_What is expected:_
Only one thing is required: the number of lines in the entries below that contain "hits".

_Extracted data:_

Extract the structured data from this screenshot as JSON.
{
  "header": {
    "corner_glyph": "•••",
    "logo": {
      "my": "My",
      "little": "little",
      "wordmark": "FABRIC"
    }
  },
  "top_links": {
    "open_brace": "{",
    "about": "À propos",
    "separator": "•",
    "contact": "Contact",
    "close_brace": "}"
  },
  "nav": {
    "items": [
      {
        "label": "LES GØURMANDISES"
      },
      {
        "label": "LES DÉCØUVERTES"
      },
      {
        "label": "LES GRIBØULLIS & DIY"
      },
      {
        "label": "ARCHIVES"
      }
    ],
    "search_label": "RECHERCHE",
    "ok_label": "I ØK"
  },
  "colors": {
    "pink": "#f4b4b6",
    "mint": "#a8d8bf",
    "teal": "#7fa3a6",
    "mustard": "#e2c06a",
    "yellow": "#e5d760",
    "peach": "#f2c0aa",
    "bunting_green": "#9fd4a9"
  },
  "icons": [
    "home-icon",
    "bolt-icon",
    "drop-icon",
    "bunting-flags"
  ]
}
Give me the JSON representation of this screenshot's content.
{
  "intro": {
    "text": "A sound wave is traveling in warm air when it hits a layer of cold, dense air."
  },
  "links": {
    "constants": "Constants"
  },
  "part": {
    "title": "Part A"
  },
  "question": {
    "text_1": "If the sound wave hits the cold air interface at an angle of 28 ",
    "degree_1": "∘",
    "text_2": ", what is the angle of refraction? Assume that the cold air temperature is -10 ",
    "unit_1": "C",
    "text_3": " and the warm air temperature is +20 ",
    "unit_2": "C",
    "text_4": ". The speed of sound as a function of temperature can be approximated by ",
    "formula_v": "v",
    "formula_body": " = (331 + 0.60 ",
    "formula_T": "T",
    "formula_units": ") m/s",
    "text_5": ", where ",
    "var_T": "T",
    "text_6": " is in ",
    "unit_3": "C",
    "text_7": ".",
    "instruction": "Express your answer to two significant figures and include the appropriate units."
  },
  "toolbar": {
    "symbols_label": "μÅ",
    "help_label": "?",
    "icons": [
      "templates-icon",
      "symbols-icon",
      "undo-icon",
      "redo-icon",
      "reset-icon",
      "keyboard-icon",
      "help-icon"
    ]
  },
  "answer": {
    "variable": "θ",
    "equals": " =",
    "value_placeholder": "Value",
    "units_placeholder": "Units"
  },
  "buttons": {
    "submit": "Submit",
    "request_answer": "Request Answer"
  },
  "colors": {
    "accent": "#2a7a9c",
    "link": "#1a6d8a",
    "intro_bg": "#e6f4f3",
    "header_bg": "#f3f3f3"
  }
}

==

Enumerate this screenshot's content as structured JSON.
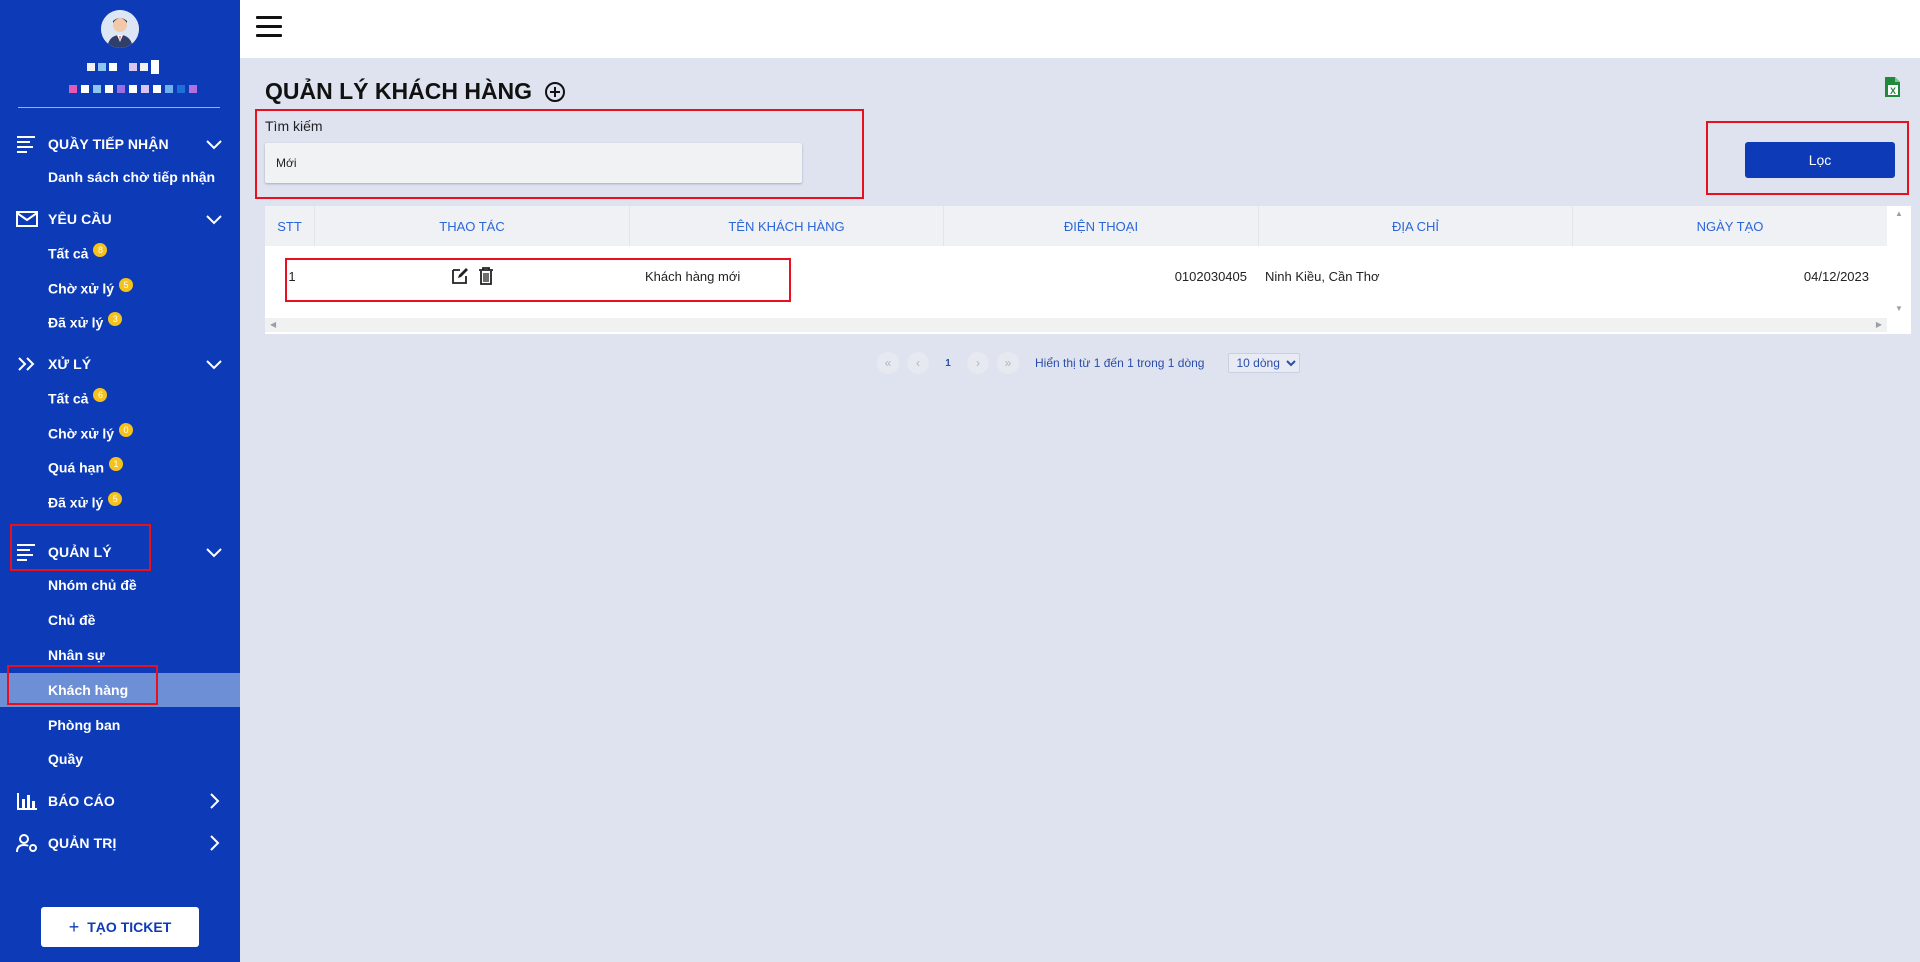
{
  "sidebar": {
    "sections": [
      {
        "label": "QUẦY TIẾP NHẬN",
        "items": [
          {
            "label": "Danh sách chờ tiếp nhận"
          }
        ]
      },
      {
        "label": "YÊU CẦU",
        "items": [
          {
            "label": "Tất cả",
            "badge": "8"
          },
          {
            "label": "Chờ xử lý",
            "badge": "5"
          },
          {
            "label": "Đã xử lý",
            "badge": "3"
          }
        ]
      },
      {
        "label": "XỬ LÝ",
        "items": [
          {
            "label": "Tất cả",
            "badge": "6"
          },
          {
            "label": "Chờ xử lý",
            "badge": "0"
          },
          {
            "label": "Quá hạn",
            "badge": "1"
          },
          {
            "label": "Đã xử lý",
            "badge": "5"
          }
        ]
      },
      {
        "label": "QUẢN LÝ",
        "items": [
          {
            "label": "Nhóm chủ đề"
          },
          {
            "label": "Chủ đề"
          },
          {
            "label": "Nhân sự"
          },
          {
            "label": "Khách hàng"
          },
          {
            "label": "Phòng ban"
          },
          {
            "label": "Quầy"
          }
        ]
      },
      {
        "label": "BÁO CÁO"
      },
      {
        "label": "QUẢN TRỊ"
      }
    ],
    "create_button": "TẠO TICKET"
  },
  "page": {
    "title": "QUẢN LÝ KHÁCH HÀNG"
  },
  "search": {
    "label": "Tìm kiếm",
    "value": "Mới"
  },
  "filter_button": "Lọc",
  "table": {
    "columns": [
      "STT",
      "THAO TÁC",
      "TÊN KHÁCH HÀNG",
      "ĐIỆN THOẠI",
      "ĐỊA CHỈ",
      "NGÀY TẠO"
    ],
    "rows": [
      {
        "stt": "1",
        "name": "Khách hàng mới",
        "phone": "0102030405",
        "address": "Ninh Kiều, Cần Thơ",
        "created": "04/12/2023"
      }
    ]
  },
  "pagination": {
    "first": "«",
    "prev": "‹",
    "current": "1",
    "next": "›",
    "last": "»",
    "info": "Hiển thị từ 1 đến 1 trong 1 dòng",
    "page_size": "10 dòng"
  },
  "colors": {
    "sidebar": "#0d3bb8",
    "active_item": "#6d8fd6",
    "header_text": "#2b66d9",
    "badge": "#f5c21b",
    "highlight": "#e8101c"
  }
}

_Written response:_
2